Skip to content

Is the Building Industry About to Witness Its First Disruptive Innovation in More Than 100 Years?

The last disruptive innovation in the building industry happened in 1883 when Warren Johnson invented the thermostat, helping to launch the entire building control industry. This was 30 years after Elisha Otis invented the first safe elevator – the disruptive innovation that unlocked the potential of the skyscraper and changed the face of the modern city. Today, buildings, though improved in safety and efficiency, do not act much differently than they did a hundred years ago. The buildings industry hasn’t seen its Netflix or Airb’n’b yet. At least that’s what Vladi Shunturov, CEO of Lucid, said in his TEDxBG talk this January. The product his company launched a few weeks ago is about to change that. 

“Buildings are a software problem”,

says Shunturov, and his company believes that it is precisely by applying software to buildings that a third of the energy consumption in the world can be eliminated. Their product BuildingOScan integrate hundreds of different devices used in buildings and provide consumers with real-time access to energy consumption data. 

The average person in developed countries spends 90% of their life in buildings. These same buildings are responsible for 2/3 of the energy consumption in the world and for 30% of global CO2 emissions. Of course, the larger part of these emissions comes from commercial buildings – hospitals, shopping malls, schools, offices. Yet, Shunturov claims, despite improvements made in construction, the buildings industry hasn’t seen a single disruptive innovation in the way energy consumption has been handled in the past 150 years. 

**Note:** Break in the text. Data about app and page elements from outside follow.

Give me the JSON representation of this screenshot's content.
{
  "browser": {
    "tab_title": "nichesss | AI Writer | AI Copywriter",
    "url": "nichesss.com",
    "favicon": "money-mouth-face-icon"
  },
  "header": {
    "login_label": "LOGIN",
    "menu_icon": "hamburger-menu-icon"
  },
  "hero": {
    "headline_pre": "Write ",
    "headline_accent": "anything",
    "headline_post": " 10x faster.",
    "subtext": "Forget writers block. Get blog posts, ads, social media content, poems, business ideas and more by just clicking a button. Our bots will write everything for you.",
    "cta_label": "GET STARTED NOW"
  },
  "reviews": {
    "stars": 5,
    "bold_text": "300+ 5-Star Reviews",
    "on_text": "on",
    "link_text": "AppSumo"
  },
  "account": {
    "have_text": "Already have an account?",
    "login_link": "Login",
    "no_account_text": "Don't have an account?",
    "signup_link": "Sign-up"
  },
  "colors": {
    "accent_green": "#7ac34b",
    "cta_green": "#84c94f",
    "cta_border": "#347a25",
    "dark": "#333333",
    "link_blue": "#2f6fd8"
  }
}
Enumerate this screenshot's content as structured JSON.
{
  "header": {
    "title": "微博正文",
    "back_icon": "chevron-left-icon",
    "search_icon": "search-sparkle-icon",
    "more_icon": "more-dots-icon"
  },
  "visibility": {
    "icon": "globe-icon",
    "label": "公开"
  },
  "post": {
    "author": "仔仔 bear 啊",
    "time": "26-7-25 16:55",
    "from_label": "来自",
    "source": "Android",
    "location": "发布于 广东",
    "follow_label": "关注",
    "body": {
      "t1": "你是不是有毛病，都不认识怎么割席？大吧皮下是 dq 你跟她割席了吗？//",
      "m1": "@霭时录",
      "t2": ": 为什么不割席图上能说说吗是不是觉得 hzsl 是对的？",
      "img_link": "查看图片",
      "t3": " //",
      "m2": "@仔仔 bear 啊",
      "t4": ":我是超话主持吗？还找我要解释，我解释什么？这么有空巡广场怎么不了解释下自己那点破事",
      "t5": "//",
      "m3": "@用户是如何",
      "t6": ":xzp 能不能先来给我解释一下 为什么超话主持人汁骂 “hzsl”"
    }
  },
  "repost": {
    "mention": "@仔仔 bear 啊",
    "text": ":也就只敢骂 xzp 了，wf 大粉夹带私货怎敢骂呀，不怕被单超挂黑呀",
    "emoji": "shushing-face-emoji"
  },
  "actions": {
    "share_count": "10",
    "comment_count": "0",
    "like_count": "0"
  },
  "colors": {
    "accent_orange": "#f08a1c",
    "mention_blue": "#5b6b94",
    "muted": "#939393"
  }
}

Why isn’t energy efficiency happening? Technology solutions offered by the “Big 4” companies on the market are prohibitively expensive for most buildings. They are complex in their design, require other companies to service them, and are thus impractical for small and medium-sized buildings, being suited mainly for really large ones like shopping malls. In the US, 94% of all commercial buildings cannot afford building automation systems. 

Here is where BuildingOS enters the playground. It is the first OS for buildings – a cloud-based platform, which can communicate with any metering device and type of technology, thus integrating all the hardware and making it accessible, easy to operate and manage. This can have profound effects on users’ behavior. The software measures energy consumption as frequently as every minute. The data provides a full picture of the energy a building uses every hour of every day, and allows for significant improvements in efficiency. Making data visible and easily accessible can drive behavioral and procedural changes which can produce dramatic results.

A startling example of the effects real-time data can have, is a competition between 10 Starbucks stores that took place in 2012 in Seattle. After the installation of the software, the store managers noticed that energy consumption at night was not much different from energy consumption during the day. Looking at the data they realized that the heating element used for the coffee machines was never being turned off, because it took 30 minutes to heat it up in the morning. When they experimented with turning the heating element off at night, the energy consumption dropped by 10%. This piece of data caused Starbucks to implement procedures to turn off the machines every night and ensure personnel to come 30 minutes earlier in the morning, in order to turn them on before the start of the day. 

In another great example, in 2012, Lucid organized the first national campus conservation nationals. The competition was held between students from over 100 universities, and included 3,000 buildings. In three weeks, the students managed to save over 2 gigawatt-hours of electricity. 

“Resources have become invisible in our daily life”, says Shunturov. “Lucid wants to make this connection visible again, comprehensible, and accounted for. This is the only way to expect consumers to change their habits. This is the future of energy management.”

photo: Dave C / flickr

You can watch Vladi Shunturov’s TEDxBG talk here. It’s in Bulgarian, but the closed captioning works okay. 


Up Next